28 May 2010
Marlyn Glen is asking Health Secretary Nicola Sturgeon what extra resources NHS Tayside will receive from the Scottish Government to ensure that by the end of next year, 2011, all patients diagnosed with cancer, regardless of the route of referral, should receive treatment within 31 days from the clinical decision to treat.
Ms. Glen said that cancer patients in England already have the 31 day guarantee, and she is asking the Health Secretary what lessons can be learned from England that would benefit NHS Tayside and Scotland.
Ms. Glen’s query on resources for cancer treatment in NHS Tayside come at a time when answers to Parliamentary her Parliamentary questions show that there has been some improvement in survival rates from common cancers in Tayside over the past decade.
In the period 1996-2007, the survival rate for breast cancer patients in Tayside after 1 year rose from 90 per cent to 93 per cent.
In the period 1996-2003, after 5 years the survival rate rose from 67 to 70 per cent.
In the period 1996-2007, the survival rate for prostate cancer patients in Tayside after 1 year rose from 82 per cent to 88 per cent.
In the period 1996-2003, after 5 years the survival rate rose from 45 to 54 per cent.
In the period 1996-2007, the survival rate for colorectal cancer patients in Tayside after 1 year rose from 68 per cent to 75 per cent amongst men and from 63 to 68 per cent amongst women.
In the period 1996-2003, after 5 years the survival rate rose from 36 to 44 per cent amongst men, and from 34 to 39 per cent amongst women.
Ms Glen said,
” Early detection and speedier access to therapy will help counter the anxiety and distress that a cancer diagnosis can bring.
” I am asking her the Health Secretary what additional resources such as the number of clinical staff have NHS Tayside indicated that they may need to meet the target, and if these will be provided.”
Ms. Glen added that since devolution the health services in Scotland and England had set out their own priorities.
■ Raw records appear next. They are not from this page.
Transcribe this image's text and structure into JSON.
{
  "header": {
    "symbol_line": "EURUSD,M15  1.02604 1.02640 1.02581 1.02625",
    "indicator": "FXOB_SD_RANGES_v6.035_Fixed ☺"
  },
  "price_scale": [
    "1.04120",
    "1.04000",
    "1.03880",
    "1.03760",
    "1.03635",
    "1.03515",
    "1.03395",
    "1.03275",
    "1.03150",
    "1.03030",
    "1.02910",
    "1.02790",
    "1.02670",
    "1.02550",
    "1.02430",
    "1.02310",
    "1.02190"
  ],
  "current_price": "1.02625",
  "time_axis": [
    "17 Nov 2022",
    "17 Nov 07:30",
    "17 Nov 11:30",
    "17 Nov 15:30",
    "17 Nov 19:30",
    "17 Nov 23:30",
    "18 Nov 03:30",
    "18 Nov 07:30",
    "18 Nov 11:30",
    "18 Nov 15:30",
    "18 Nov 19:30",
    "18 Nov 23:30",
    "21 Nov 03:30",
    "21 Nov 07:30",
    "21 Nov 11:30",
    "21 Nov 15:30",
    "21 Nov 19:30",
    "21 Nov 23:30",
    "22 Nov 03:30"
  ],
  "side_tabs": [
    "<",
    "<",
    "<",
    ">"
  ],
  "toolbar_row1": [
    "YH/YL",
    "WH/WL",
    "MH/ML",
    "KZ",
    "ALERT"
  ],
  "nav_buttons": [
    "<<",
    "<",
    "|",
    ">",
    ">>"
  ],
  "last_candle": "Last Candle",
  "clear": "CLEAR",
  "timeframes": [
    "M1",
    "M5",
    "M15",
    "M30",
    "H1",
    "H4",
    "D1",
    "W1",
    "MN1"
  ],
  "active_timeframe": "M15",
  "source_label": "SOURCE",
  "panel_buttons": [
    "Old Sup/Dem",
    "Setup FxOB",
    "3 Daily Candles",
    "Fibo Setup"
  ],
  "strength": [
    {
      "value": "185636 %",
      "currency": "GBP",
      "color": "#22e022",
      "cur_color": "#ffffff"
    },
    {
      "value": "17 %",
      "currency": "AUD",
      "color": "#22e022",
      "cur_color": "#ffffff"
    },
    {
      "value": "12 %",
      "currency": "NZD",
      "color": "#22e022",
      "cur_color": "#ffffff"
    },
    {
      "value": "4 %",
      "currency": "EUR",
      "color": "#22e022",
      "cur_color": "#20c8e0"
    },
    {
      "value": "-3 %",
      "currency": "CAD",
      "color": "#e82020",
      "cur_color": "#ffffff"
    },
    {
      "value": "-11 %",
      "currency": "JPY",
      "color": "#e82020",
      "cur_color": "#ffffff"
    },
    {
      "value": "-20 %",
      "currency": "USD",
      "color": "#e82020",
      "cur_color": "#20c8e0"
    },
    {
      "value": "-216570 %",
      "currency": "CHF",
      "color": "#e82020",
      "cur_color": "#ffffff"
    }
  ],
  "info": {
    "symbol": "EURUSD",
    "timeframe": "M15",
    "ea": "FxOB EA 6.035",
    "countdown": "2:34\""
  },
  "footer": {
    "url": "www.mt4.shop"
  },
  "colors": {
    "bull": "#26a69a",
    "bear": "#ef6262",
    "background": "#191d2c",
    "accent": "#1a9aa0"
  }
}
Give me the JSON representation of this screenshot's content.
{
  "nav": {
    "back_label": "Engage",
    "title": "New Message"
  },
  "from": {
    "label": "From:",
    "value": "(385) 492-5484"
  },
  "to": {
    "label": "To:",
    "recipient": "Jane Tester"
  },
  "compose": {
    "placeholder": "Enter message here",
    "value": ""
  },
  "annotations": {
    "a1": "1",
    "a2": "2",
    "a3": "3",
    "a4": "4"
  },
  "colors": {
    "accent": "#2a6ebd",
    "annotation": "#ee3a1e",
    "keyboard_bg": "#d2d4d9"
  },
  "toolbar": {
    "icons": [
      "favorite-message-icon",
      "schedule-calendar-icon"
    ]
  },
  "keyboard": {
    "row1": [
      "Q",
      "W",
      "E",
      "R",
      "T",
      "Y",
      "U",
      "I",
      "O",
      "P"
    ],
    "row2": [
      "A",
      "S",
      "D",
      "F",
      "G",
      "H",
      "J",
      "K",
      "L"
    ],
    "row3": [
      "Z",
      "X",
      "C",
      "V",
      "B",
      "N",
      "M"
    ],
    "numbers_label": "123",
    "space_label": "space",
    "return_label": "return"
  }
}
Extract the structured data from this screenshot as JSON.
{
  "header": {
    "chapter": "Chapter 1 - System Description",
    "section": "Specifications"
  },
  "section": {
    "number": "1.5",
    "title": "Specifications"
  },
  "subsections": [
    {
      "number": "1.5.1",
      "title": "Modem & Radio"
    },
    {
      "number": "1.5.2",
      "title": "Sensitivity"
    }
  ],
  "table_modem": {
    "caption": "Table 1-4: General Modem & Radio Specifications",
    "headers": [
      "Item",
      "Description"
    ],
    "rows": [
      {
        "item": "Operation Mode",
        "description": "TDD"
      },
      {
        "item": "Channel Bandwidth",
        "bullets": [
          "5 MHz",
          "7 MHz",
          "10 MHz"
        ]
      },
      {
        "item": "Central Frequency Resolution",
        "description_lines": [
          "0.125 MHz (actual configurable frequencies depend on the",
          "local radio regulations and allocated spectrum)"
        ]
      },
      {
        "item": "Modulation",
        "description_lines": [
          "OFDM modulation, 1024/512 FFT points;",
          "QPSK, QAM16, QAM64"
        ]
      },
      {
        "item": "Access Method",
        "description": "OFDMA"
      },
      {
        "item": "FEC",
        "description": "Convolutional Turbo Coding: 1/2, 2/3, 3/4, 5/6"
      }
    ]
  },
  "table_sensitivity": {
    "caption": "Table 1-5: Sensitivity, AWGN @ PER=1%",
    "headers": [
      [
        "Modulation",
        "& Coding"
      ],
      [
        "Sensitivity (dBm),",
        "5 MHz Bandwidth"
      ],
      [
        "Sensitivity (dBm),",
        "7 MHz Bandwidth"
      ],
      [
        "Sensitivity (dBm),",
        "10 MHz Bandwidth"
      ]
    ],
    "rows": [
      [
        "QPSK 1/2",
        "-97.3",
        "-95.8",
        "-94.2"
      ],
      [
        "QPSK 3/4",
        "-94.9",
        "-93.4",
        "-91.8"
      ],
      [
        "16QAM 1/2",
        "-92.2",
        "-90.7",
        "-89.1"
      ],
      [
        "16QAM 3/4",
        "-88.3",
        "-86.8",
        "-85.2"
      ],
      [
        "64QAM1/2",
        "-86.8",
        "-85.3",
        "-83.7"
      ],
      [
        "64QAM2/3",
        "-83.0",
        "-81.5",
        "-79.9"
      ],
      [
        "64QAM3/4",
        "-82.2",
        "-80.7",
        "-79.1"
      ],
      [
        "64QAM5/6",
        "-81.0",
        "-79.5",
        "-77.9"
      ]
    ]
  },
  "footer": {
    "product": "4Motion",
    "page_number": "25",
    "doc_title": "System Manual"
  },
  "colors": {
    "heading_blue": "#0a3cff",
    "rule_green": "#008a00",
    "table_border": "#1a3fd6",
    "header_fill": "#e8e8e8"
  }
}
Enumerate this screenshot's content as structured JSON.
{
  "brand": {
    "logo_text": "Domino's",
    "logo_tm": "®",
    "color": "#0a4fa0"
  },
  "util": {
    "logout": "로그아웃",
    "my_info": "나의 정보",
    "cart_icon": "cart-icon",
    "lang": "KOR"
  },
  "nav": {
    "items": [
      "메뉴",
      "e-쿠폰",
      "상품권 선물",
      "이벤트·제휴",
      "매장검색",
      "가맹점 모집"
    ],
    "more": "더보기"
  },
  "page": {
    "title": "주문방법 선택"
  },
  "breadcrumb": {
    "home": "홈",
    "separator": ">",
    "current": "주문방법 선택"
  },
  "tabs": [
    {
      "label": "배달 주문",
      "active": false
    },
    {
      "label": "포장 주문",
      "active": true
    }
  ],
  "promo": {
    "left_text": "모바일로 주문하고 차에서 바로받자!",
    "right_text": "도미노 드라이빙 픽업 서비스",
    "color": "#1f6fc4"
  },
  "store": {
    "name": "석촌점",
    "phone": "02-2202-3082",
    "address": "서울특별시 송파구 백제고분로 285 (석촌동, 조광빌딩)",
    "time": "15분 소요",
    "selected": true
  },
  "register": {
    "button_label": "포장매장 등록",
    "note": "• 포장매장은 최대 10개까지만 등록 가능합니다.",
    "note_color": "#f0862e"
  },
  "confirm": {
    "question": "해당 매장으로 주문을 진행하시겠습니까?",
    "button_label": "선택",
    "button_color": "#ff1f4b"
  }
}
In Scotland , she said, emphasis had been given to cutting deaths from cancer and heart disease while in England reductions in waiting times for hospital treatment was a major objective.